  • Remember that you are a supervision expert. As an experienced probation or parole officer, you are likely much more well-versed in the issues surrounding sex offender supervision than the judge, the prosecution, or the defense. You should be prepared to discuss the rationale for special conditions of supervision and for your approach to supervision. Remember that you are in the business of risk control, which is reflected in your various activities and supervision level. The treatment provider is in the business of risk reduction, involving the offender in a course of therapy that will reduce the likelihood of future sex offending. Be careful not to be placed in a position where you are also casting yourself as a treatment expert. The defense may seize on this stance and attempt to discredit you and your testimony on the grounds that you are not a treatment expert.

  • Dress appropriately for the courtroom. You will increase your credibility as a professional and an expert if you dress conservatively and neatly.

  • Remain objective at all times. No matter how you may feel about the offender, the violation about which you are testifying, or what he has done in the past, you should maintain objective and proper demeanor at all times. If you become emotional or reveal your distaste for the offender, his behavior, or the defense, you will undermine your stature as an objective witness.

  • Use clear, understandable language. Do not lapse into acronyms or jargon that may not be understood. Remember that you are likely to be more knowledgeable than anyone else in the courtroom and as such, part of the role of your testimony is to educate the other players. You should refrain from using equivocal statements such as "I think."

  • Be brief and accurate in your answers. Be sure to listen to the questions carefully. Pause briefly to reflect on the question. Give short, clear answers. If you do not understand the question, ask for clarification.

  • Be particularly alert when a defense attorney summarizes your statements. Listen and correct any error, no matter how small.

(10-15 minutes)

Refer to Handout Symbol Refer to handout: Section 5, Exercise 3: Testifying in Court.
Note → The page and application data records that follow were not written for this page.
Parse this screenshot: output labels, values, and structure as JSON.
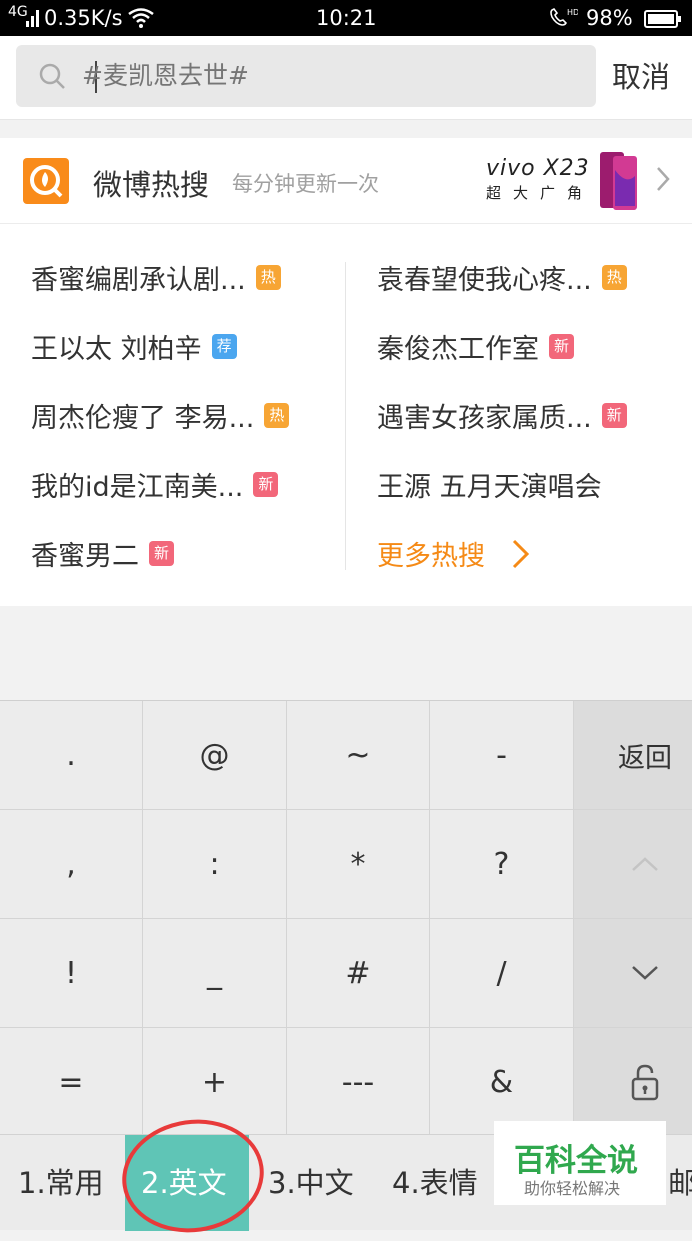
{
  "status_bar": {
    "signal": "4G",
    "speed": "0.35K/s",
    "time": "10:21",
    "battery": "98%"
  },
  "search": {
    "placeholder": "#麦凯恩去世#",
    "cancel_label": "取消"
  },
  "hot_search": {
    "title": "微博热搜",
    "subtitle": "每分钟更新一次",
    "ad_brand": "vivo X23",
    "ad_sub": "超大广角",
    "left_items": [
      {
        "text": "香蜜编剧承认剧...",
        "badge": "热",
        "badge_type": "hot"
      },
      {
        "text": "王以太 刘柏辛",
        "badge": "荐",
        "badge_type": "rec"
      },
      {
        "text": "周杰伦瘦了 李易...",
        "badge": "热",
        "badge_type": "hot"
      },
      {
        "text": "我的id是江南美...",
        "badge": "新",
        "badge_type": "new"
      },
      {
        "text": "香蜜男二",
        "badge": "新",
        "badge_type": "new"
      }
    ],
    "right_items": [
      {
        "text": "袁春望使我心疼...",
        "badge": "热",
        "badge_type": "hot"
      },
      {
        "text": "秦俊杰工作室",
        "badge": "新",
        "badge_type": "new"
      },
      {
        "text": "遇害女孩家属质...",
        "badge": "新",
        "badge_type": "new"
      },
      {
        "text": "王源 五月天演唱会",
        "badge": "",
        "badge_type": ""
      }
    ],
    "more_label": "更多热搜"
  },
  "keyboard": {
    "rows": [
      [
        ".",
        "@",
        "~",
        "-",
        "返回"
      ],
      [
        ",",
        ":",
        "*",
        "?",
        ""
      ],
      [
        "!",
        "_",
        "#",
        "/",
        ""
      ],
      [
        "=",
        "+",
        "---",
        "&",
        ""
      ]
    ]
  },
  "tabs": [
    "1.常用",
    "2.英文",
    "3.中文",
    "4.表情",
    "邮"
  ],
  "watermark": {
    "title": "百科全说",
    "subtitle": "助你轻松解决"
  },
  "colors": {
    "accent_orange": "#f58a16",
    "badge_hot": "#f7a534",
    "badge_new": "#f2677a",
    "badge_rec": "#4ba6ef",
    "tab_active": "#5fc5b6",
    "circle": "#e83a3a"
  }
}
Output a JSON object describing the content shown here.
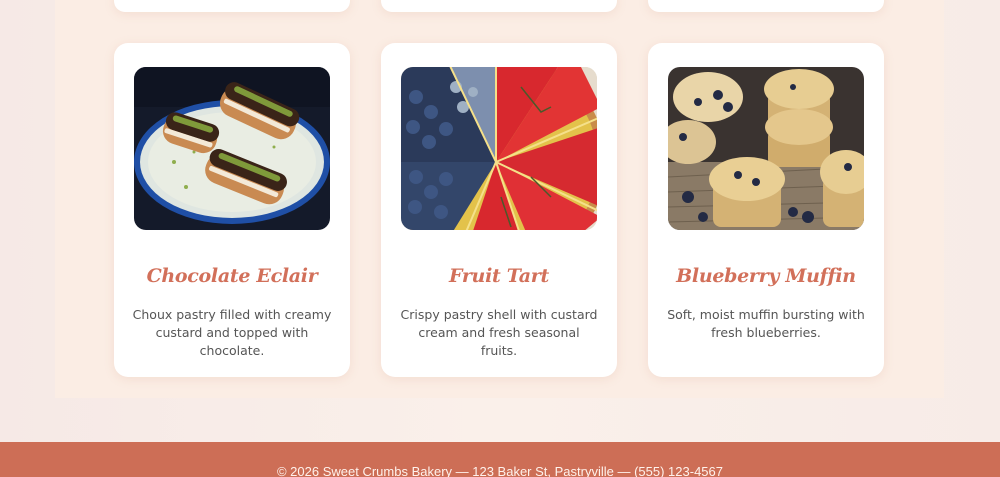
{
  "cards": [
    {
      "title": "Chocolate Eclair",
      "description": "Choux pastry filled with creamy custard and topped with chocolate.",
      "image": "chocolate-eclair-photo"
    },
    {
      "title": "Fruit Tart",
      "description": "Crispy pastry shell with custard cream and fresh seasonal fruits.",
      "image": "fruit-tart-photo"
    },
    {
      "title": "Blueberry Muffin",
      "description": "Soft, moist muffin bursting with fresh blueberries.",
      "image": "blueberry-muffin-photo"
    }
  ],
  "footer": {
    "text": "© 2026 Sweet Crumbs Bakery — 123 Baker St, Pastryville — (555) 123-4567"
  },
  "colors": {
    "accent": "#d2705a",
    "footer_bg": "#cd6e56",
    "panel_bg": "#fbede4",
    "card_bg": "#ffffff"
  }
}
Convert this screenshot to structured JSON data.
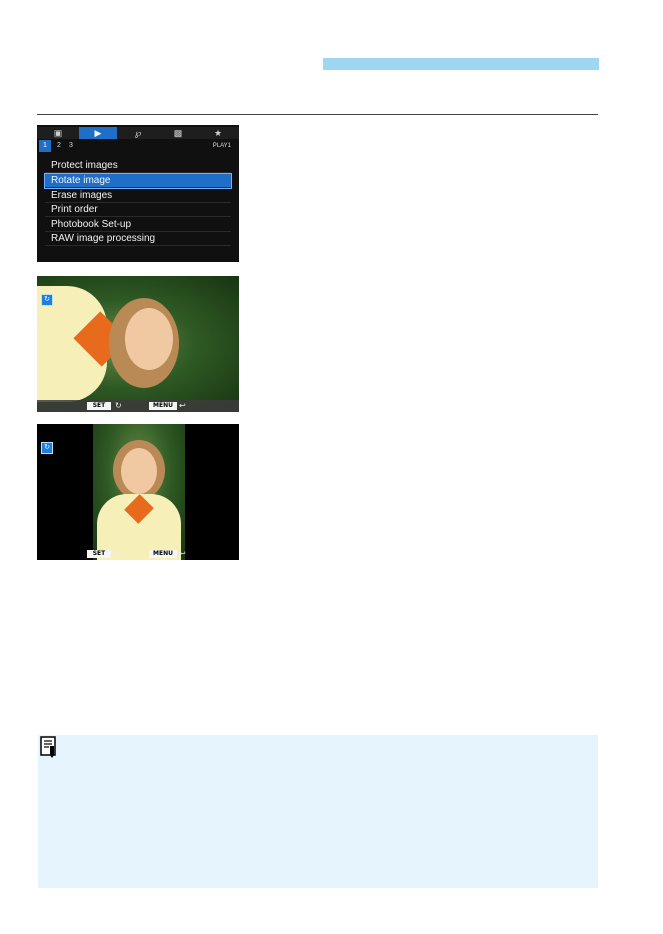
{
  "header": {
    "accent_color": "#9fd7f2"
  },
  "menu": {
    "tabs": [
      {
        "icon": "camera-icon"
      },
      {
        "icon": "playback-icon",
        "active": true
      },
      {
        "icon": "wrench-icon"
      },
      {
        "icon": "person-icon"
      },
      {
        "icon": "star-icon"
      }
    ],
    "pages": [
      "1",
      "2",
      "3"
    ],
    "page_name": "PLAY1",
    "items": [
      "Protect images",
      "Rotate image",
      "Erase images",
      "Print order",
      "Photobook Set-up",
      "RAW image processing"
    ],
    "selected_item": "Rotate image",
    "accent_color": "#1f6ec7"
  },
  "photo_screens": {
    "set_key": "SET",
    "menu_key": "MENU"
  },
  "note": {
    "icon": "memo-icon",
    "background": "#e6f4fd"
  }
}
Trainers should refer participants to the relevant discussion questions.
Participants who have had the opportunity to testify in court or before a parole board on a revocation issue undoubtedly have experiences to share with other participants.

  1. What are some of the typical issues/questions that arise in testimony?
  2. How have you typically prepared yourself to testify?
  3. Are there any particular lessons you've taken from this experience that would be helpful to your fellow participants?